When I reported to Wright Field in the summer of 1945, the personnel looked at my records and saw that I was a fighter pilot, but the one thing that caught their eye was that I was a maintenance officer, meaning that I had been trained as a crew chief in aviation maintenance, and then when I served in my fighter squadron in combat, I served as the maintenance officer. You know, running the crew chiefs and the maintenance guys. When I got back, they saw this, and there was a vacancy in a fighter test section there in the flight test division that needed a maintenance officer. And they assigned me there. I had hangars full of every kind of airplane that we were flying. It was interesting to me, because I got to fly every airplane. After they were worked on, then the maintenance officer had to take them up and check all the systems out, and sign them off, and then you turn them over to the test pilots to do their test work in them.

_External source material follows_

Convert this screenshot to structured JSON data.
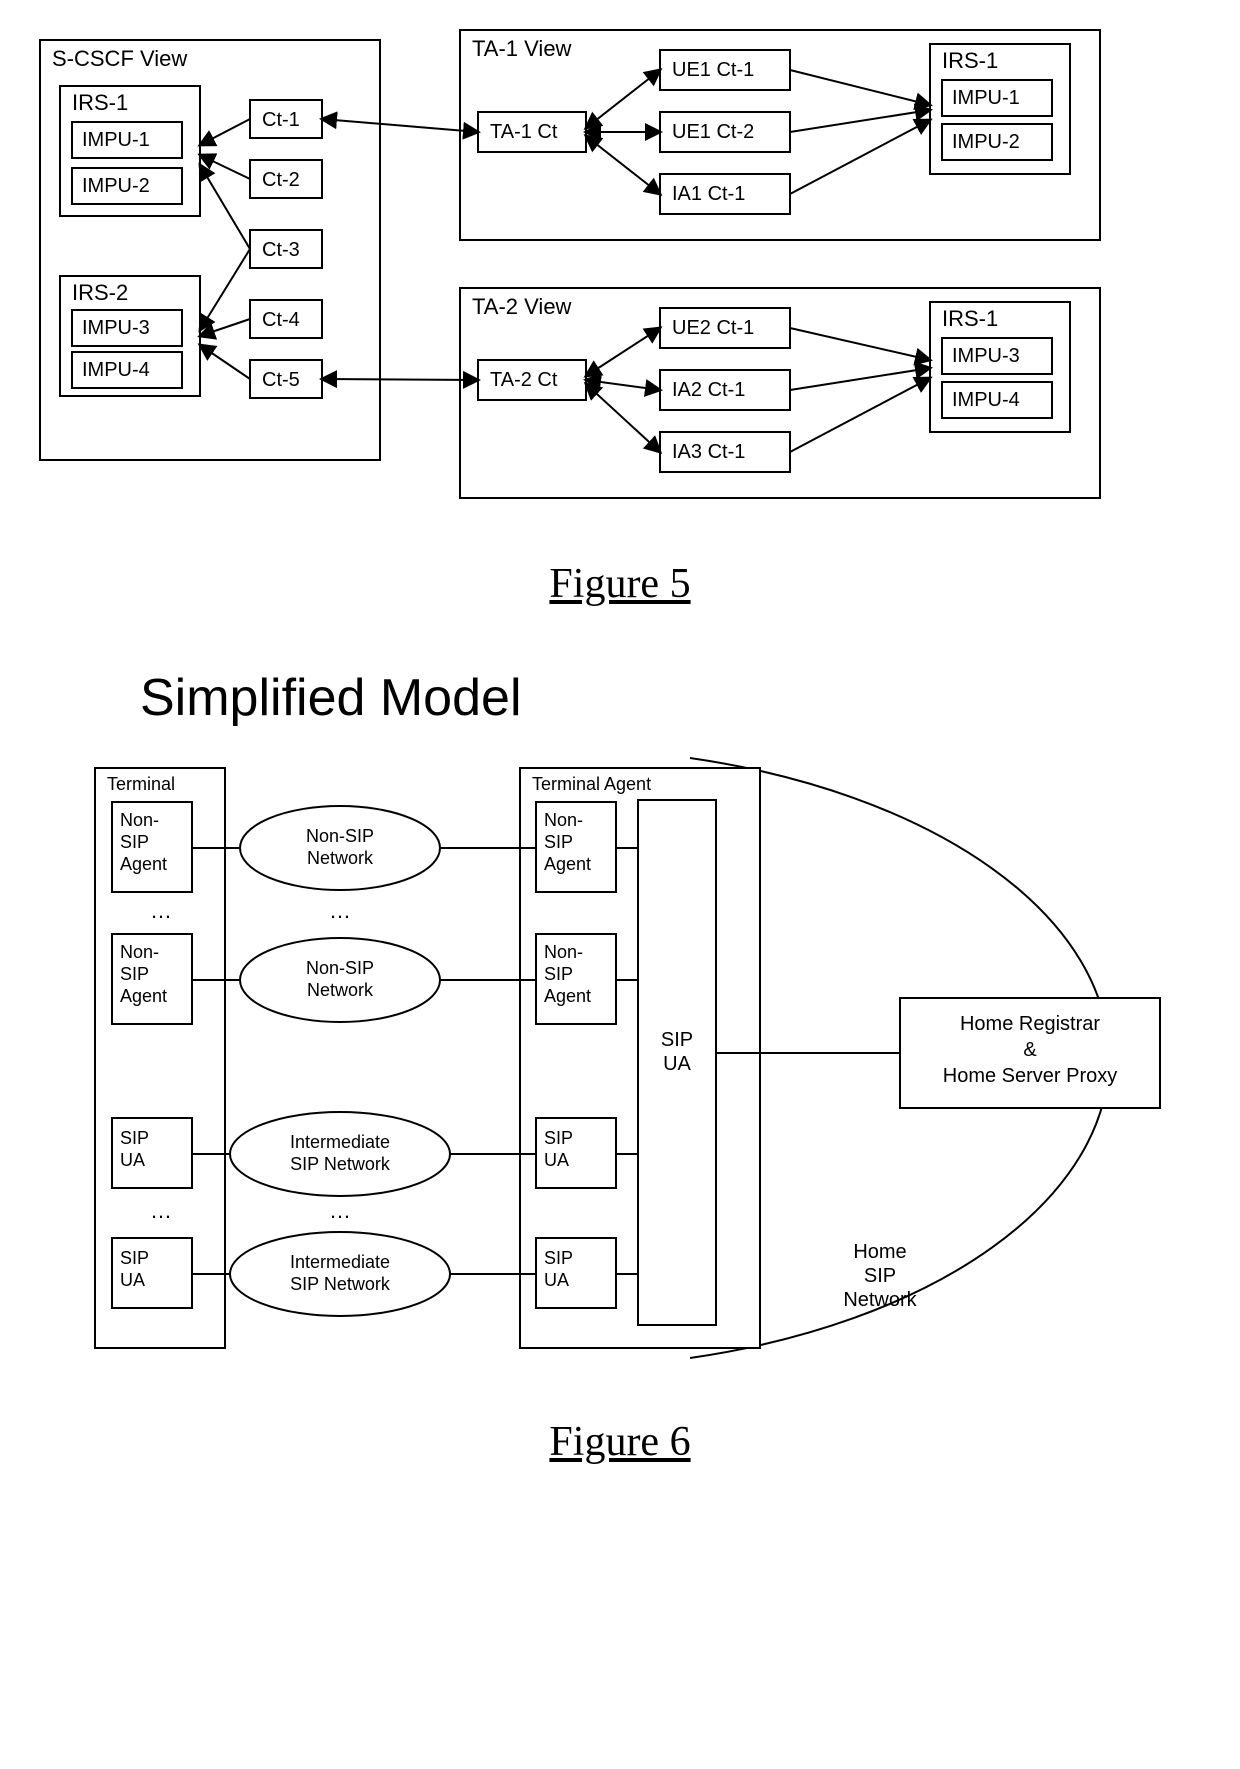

And that’s how I got to Wright Field.

Now, over the next year, or six months, I put on many air shows in jets all over the United States. Colonel Boyd, who was chief of the flight test division, watched a few of those air shows and he was impressed. He noticed also that me being a maintenance officer, I never had any trouble with my airplanes. If something happened to them, I could fix them, and I always brought them home. So, that’s when he approached me in December, 1945. He said, “Would you like to go to the test pilot school?” I said, “Well, I only have a high school education and it might be kind of tough for me, the academic requirements.” He said, “No, you can make out.” And so I went into the test pilot school, and that’s what got me started in the test program. And then later, when the X-1 came along, in 1947, he selected me for the test program. And the reason he did was that I understood machinery, and obviously could fly an airplane.